I found this article quite relevant based on recent experiences on a trip to the Motherland…
In Australia, where we live, parents are often well-informed (sometimes obsessively so!) about the nutritional content of kiddie food. Most parents I know don’t stuff their children full of sugar/ salt/ additives, preferring them to eat au naturel as much as possible
Hong Kong on the other hand is totally different. You sit down at a cafe or restaurant and within 2 seconds there is a plate of sweet biscuits placed within your child’s reach. Kids habitually snack on sweets, chips, sugary breads and other processed and packaged foods.
A conversation I had with my Mum’s hairdresser really summed it up for me:
Lady: AEIYAAA, your baby so cute! Can I give him sweeties? (Well, at least she asked…!)
Me: No thanks, we don’t feed him sweets.
Lady: AEIYAAA, no sweets? How about lollies then?
Me (er, aren’t sweets and lollies the same?): No thanks.
Lady: NO LOLLIES? OK, maybe just some chips then?
Me: No thank you.
Lady: NO LOLLIES AND NO CHIPS? What can he eat then?
Me: Well, we’re not super restrictive, but whatever’s healthy for us, is generally healthy for him.
Lady: AEIYAAA, not much choice then.
Anyway, the article I was referring to was recently published in Pediatrics – researchers examined the nutrition labels of over 1000 commercial foods marketed for infants or toddlers in the U.S. in 2012 (although I suspect the findings could be extrapolated to most developed nations).
- Salt: most infant foods are low in salt whereas most toddler foods are HIGH in salt;
- Sugar: most infant foods do not contain added sugar however most toddler foods have ADDED or HIGH sugars;
- For the toddler foods, these included dinners, fruit/ vegetable-based snacks, and cereal bars.
They conclude (wait for it)… “Paediatricians should advise parents to look carefully at labels when selecting commercial toddler foods and to limit salty snacks, sweet desserts, and juice drinks.”
Let’s not even get into the fact that this information can be given by a maternal-child-health nurse or general practitioner… The conclusion is pretty common sense.
But if baby food is made without all that crap, then why is toddler food exempt from the same control? Hellooo? Legislation?
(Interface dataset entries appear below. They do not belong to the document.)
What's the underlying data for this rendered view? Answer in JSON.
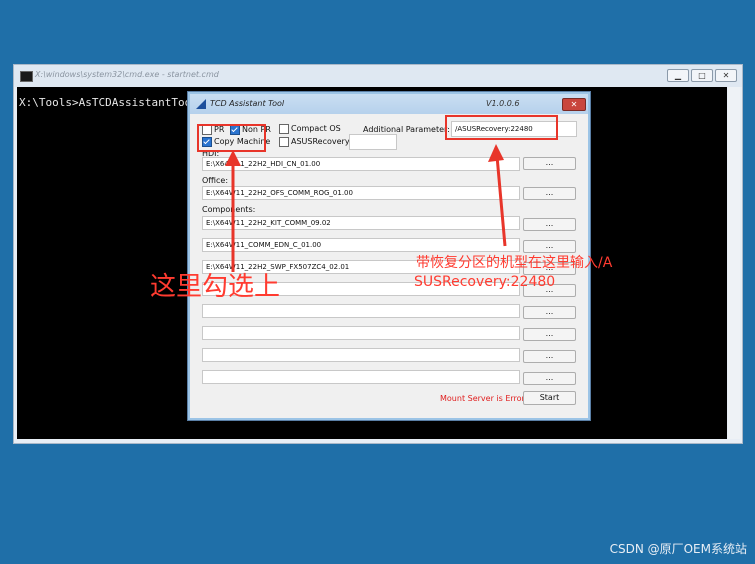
{
  "cmd": {
    "title": "X:\\windows\\system32\\cmd.exe - startnet.cmd",
    "prompt_line": "X:\\Tools>AsTCDAssistantTool.e",
    "minimize": "▁",
    "maximize": "□",
    "close": "✕"
  },
  "dialog": {
    "title": "TCD Assistant Tool",
    "version": "V1.0.0.6",
    "close": "✕",
    "checkboxes": {
      "pr": {
        "label": "PR",
        "checked": false
      },
      "non_pr": {
        "label": "Non PR",
        "checked": true
      },
      "copy_machine": {
        "label": "Copy Machine",
        "checked": true
      },
      "compact_os": {
        "label": "Compact OS",
        "checked": false
      },
      "asus_recovery": {
        "label": "ASUSRecovery:",
        "checked": false
      }
    },
    "additional_parameter_label": "Additional Parameter:",
    "additional_parameter_value": "/ASUSRecovery:22480",
    "hdi_label": "HDI:",
    "hdi_value": "E:\\X64W11_22H2_HDI_CN_01.00",
    "office_label": "Office:",
    "office_value": "E:\\X64W11_22H2_OFS_COMM_ROG_01.00",
    "components_label": "Components:",
    "components": [
      "E:\\X64W11_22H2_KIT_COMM_09.02",
      "E:\\X64W11_COMM_EDN_C_01.00",
      "E:\\X64W11_22H2_SWP_FX507ZC4_02.01",
      "",
      "",
      "",
      "",
      ""
    ],
    "browse_label": "...",
    "status_text": "Mount Server is Error!",
    "start_label": "Start"
  },
  "annotations": {
    "left_note": "这里勾选上",
    "right_note_line1": "带恢复分区的机型在这里输入/A",
    "right_note_line2": "SUSRecovery:22480",
    "color": "#e8352a"
  },
  "watermark": "CSDN @原厂OEM系统站"
}
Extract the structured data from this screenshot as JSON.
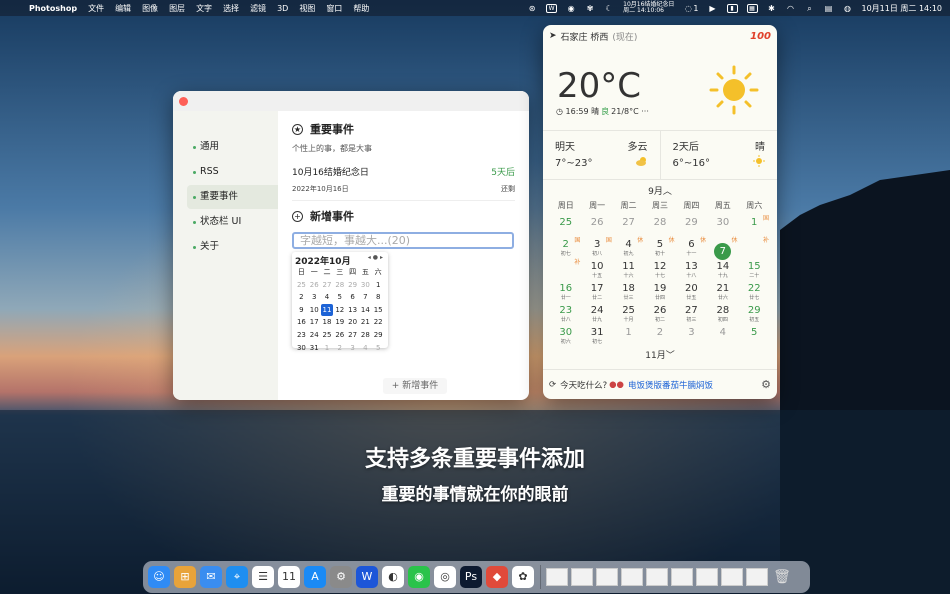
{
  "menubar": {
    "apple_icon": "apple-logo-icon",
    "app_name": "Photoshop",
    "menus": [
      "文件",
      "编辑",
      "图像",
      "图层",
      "文字",
      "选择",
      "滤镜",
      "3D",
      "视图",
      "窗口",
      "帮助"
    ],
    "reminder_line1": "10月16结婚纪念日",
    "reminder_line2": "周二 14:10:06",
    "badge_count": "1",
    "clock": "10月11日 周二 14:10"
  },
  "settings_window": {
    "sidebar": [
      "通用",
      "RSS",
      "重要事件",
      "状态栏 UI",
      "关于"
    ],
    "important_title": "重要事件",
    "important_subtitle": "个性上的事，都是大事",
    "event_name": "10月16结婚纪念日",
    "event_days": "5天后",
    "event_date": "2022年10月16日",
    "event_action": "还剩",
    "add_title": "新增事件",
    "input_placeholder": "字越短，事越大...(20)",
    "picker": {
      "month": "2022年10月",
      "weekdays": [
        "日",
        "一",
        "二",
        "三",
        "四",
        "五",
        "六"
      ],
      "rows": [
        [
          "25",
          "26",
          "27",
          "28",
          "29",
          "30",
          "1"
        ],
        [
          "2",
          "3",
          "4",
          "5",
          "6",
          "7",
          "8"
        ],
        [
          "9",
          "10",
          "11",
          "12",
          "13",
          "14",
          "15"
        ],
        [
          "16",
          "17",
          "18",
          "19",
          "20",
          "21",
          "22"
        ],
        [
          "23",
          "24",
          "25",
          "26",
          "27",
          "28",
          "29"
        ],
        [
          "30",
          "31",
          "1",
          "2",
          "3",
          "4",
          "5"
        ]
      ],
      "selected": "11"
    },
    "add_button": "+ 新增事件"
  },
  "weather": {
    "location": "石家庄 桥西",
    "location_note": "(现在)",
    "badge": "100",
    "temperature": "20°C",
    "time": "16:59",
    "condition": "晴",
    "aqi": "良",
    "range": "21/8°C",
    "more": "···",
    "tomorrow": {
      "label": "明天",
      "condition": "多云",
      "range": "7°~23°"
    },
    "after2": {
      "label": "2天后",
      "condition": "晴",
      "range": "6°~16°"
    },
    "calendar": {
      "prev_month": "9月",
      "next_month": "11月",
      "weekdays": [
        "周日",
        "周一",
        "周二",
        "周三",
        "周四",
        "周五",
        "周六"
      ],
      "rows": [
        [
          {
            "d": "25",
            "l": "",
            "o": true
          },
          {
            "d": "26",
            "l": "",
            "o": true
          },
          {
            "d": "27",
            "l": "",
            "o": true
          },
          {
            "d": "28",
            "l": "",
            "o": true
          },
          {
            "d": "29",
            "l": "",
            "o": true
          },
          {
            "d": "30",
            "l": "",
            "o": true
          },
          {
            "d": "1",
            "l": "",
            "tag": "国"
          }
        ],
        [
          {
            "d": "2",
            "l": "初七",
            "tag": "国"
          },
          {
            "d": "3",
            "l": "初八",
            "tag": "国"
          },
          {
            "d": "4",
            "l": "初九",
            "tag": "休"
          },
          {
            "d": "5",
            "l": "初十",
            "tag": "休"
          },
          {
            "d": "6",
            "l": "十一",
            "tag": "休"
          },
          {
            "d": "7",
            "l": "",
            "tag": "休",
            "today": true
          },
          {
            "d": "",
            "l": "",
            "tag": "补"
          }
        ],
        [
          {
            "d": "",
            "l": "",
            "tag": "补"
          },
          {
            "d": "10",
            "l": "十五"
          },
          {
            "d": "11",
            "l": "十六"
          },
          {
            "d": "12",
            "l": "十七"
          },
          {
            "d": "13",
            "l": "十八"
          },
          {
            "d": "14",
            "l": "十九"
          },
          {
            "d": "15",
            "l": "二十"
          }
        ],
        [
          {
            "d": "16",
            "l": "廿一"
          },
          {
            "d": "17",
            "l": "廿二"
          },
          {
            "d": "18",
            "l": "廿三"
          },
          {
            "d": "19",
            "l": "廿四"
          },
          {
            "d": "20",
            "l": "廿五"
          },
          {
            "d": "21",
            "l": "廿六"
          },
          {
            "d": "22",
            "l": "廿七"
          }
        ],
        [
          {
            "d": "23",
            "l": "廿八"
          },
          {
            "d": "24",
            "l": "廿九"
          },
          {
            "d": "25",
            "l": "十月"
          },
          {
            "d": "26",
            "l": "初二"
          },
          {
            "d": "27",
            "l": "初三"
          },
          {
            "d": "28",
            "l": "初四"
          },
          {
            "d": "29",
            "l": "初五"
          }
        ],
        [
          {
            "d": "30",
            "l": "初六"
          },
          {
            "d": "31",
            "l": "初七"
          },
          {
            "d": "1",
            "l": "",
            "o": true
          },
          {
            "d": "2",
            "l": "",
            "o": true
          },
          {
            "d": "3",
            "l": "",
            "o": true
          },
          {
            "d": "4",
            "l": "",
            "o": true
          },
          {
            "d": "5",
            "l": "",
            "o": true
          }
        ]
      ]
    },
    "food_prompt": "今天吃什么?",
    "food_dish": "电饭煲版番茄牛腩焖饭"
  },
  "captions": {
    "line1": "支持多条重要事件添加",
    "line2": "重要的事情就在你的眼前"
  },
  "dock": {
    "apps": [
      {
        "name": "finder-icon",
        "color": "#2f8bf5",
        "glyph": "☺"
      },
      {
        "name": "launchpad-icon",
        "color": "#e8a33a",
        "glyph": "⊞"
      },
      {
        "name": "mail-icon",
        "color": "#3a8df0",
        "glyph": "✉"
      },
      {
        "name": "safari-icon",
        "color": "#1e8ef0",
        "glyph": "⌖"
      },
      {
        "name": "reminders-icon",
        "color": "#ffffff",
        "glyph": "☰"
      },
      {
        "name": "calendar-icon",
        "color": "#ffffff",
        "glyph": "11"
      },
      {
        "name": "app-store-icon",
        "color": "#1a8af5",
        "glyph": "A"
      },
      {
        "name": "system-settings-icon",
        "color": "#8a8a8a",
        "glyph": "⚙"
      },
      {
        "name": "wps-icon",
        "color": "#1d56d8",
        "glyph": "W"
      },
      {
        "name": "qq-icon",
        "color": "#ffffff",
        "glyph": "◐"
      },
      {
        "name": "wechat-icon",
        "color": "#2ac34a",
        "glyph": "◉"
      },
      {
        "name": "chrome-icon",
        "color": "#ffffff",
        "glyph": "◎"
      },
      {
        "name": "photoshop-icon",
        "color": "#0d1a30",
        "glyph": "Ps"
      },
      {
        "name": "pdf-reader-icon",
        "color": "#e04a3a",
        "glyph": "◆"
      },
      {
        "name": "cloud-app-icon",
        "color": "#ffffff",
        "glyph": "✿"
      }
    ],
    "trash_icon": "trash-icon"
  }
}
Cogswell ME, Gunn JP, Yuan K, Park S, Merritt R. Sodium and Sugar in Complementary Infant and Toddler Foods Sold in the United States. Pediatrics. 2015 Feb 2. pii: peds.2014-3251. PubMed abstract.